The two most famous completed cars to emerge from The Creative Workshop are the 750 cc Stanguellini Bialbero Sports Racer and The Creative Workshop's own Sport Speciale (Italian accent, please). The latter is a custom hand-built coach build vehicle entirely from scratch that emulates the Italian racing cars of the late 50s and early 60s. Power, however, comes from a BMW V12 racing engine in order to avoid Ferrari's wrath. The inspiration came from models such as the Ferrari TR59, Maserati Birdcage, and the Aston Martin DBR1. An entirely hand-formed superleggera and aluminum sheets cover the structure, as it's a great testimony to the skills of the workshop's artisans.
"What is interesting and ironic is that since the community of coachbuilders that lived in Italy and did their thing," says Wenig, "they were a very close knit group of people. Most of them were in Modena [and had] that build technique and style that are very similar. When we restore a Vignale or Scaglietti, we don't see radical changes in the way they built the cars. Certainly there are differences with aluminum bending techniques, welding techniques, and rolling techniques, but it's not like we are building a Mustang or a Mercedes-Benz where, holy moly, the Mercedes-Benz is so much better built, so much better engineered."

In its almost 10 years of existence, The Creative Workshop has completed about 100 nut-and-bolt restorations and several hundred more cars have passed through for anything from a small paint job to a complete engine overhaul.

The price of a complete restoration is dependent on the model, its rarity and, of course, the amount of work invested in the project.
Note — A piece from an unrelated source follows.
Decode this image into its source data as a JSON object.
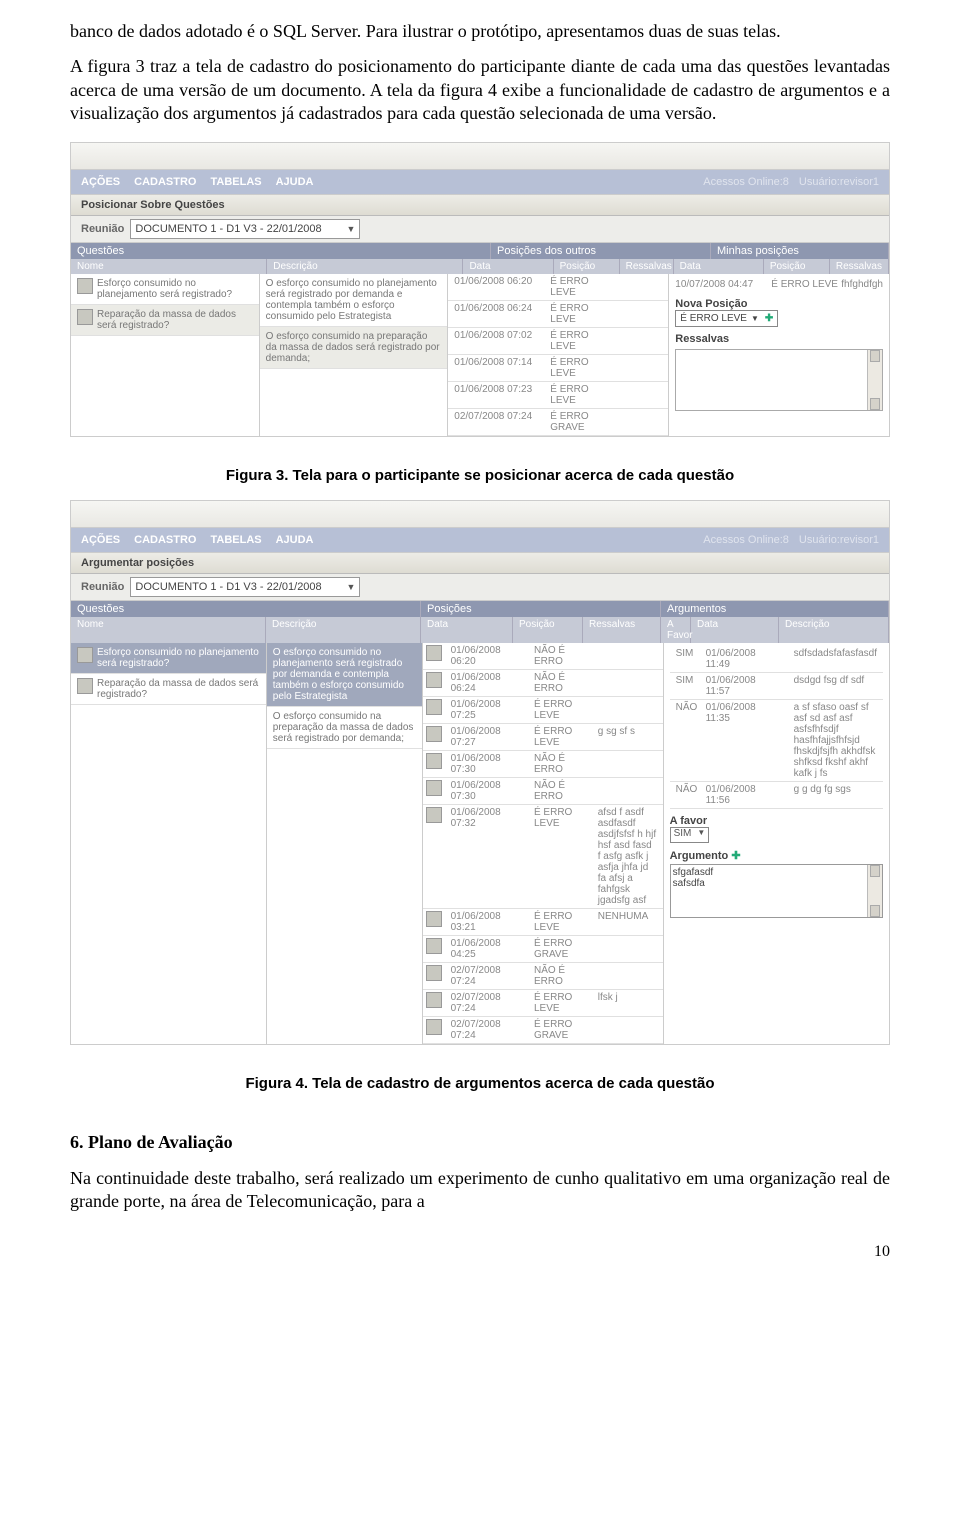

In general, an American car brand will be priced in the region of $150,000. For European cars, however, it tends to be in the range of $250,000, but for the rare and exotic, the bizarre and the one-off, it will cost the happy customer at least $350,000.

Such are the prices of present day Italian automotive art and craftsmanship.